■ Task objective:
Could you return every line of the records below that contains the word "name"?

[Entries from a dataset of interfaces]
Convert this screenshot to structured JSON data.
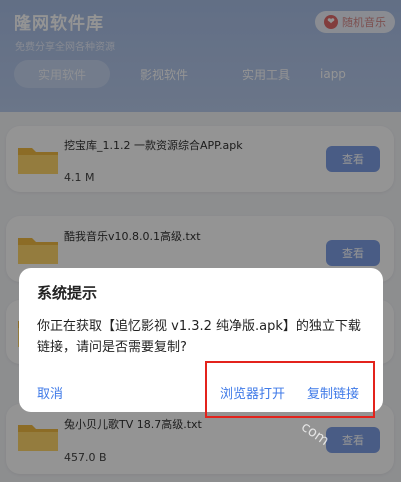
{
  "header": {
    "title": "隆网软件库",
    "subtitle": "免费分享全网各种资源",
    "music_button": "随机音乐",
    "tabs": [
      "实用软件",
      "影视软件",
      "实用工具",
      "iapp"
    ]
  },
  "items": [
    {
      "name": "挖宝库_1.1.2 一款资源综合APP.apk",
      "size": "4.1 M",
      "button": "查看"
    },
    {
      "name": "酷我音乐v10.8.0.1高级.txt",
      "size": "",
      "button": "查看"
    },
    {
      "name": "",
      "size": "",
      "button": ""
    },
    {
      "name": "兔小贝儿歌TV 18.7高级.txt",
      "size": "457.0 B",
      "button": "查看"
    }
  ],
  "dialog": {
    "title": "系统提示",
    "message": "你正在获取【追忆影视 v1.3.2 纯净版.apk】的独立下载链接，请问是否需要复制?",
    "cancel": "取消",
    "open_browser": "浏览器打开",
    "copy_link": "复制链接"
  },
  "watermark": "com"
}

■ Output for this task:
      "name": "挖宝库_1.1.2 一款资源综合APP.apk",
      "name": "酷我音乐v10.8.0.1高级.txt",
      "name": "",
      "name": "兔小贝儿歌TV 18.7高级.txt",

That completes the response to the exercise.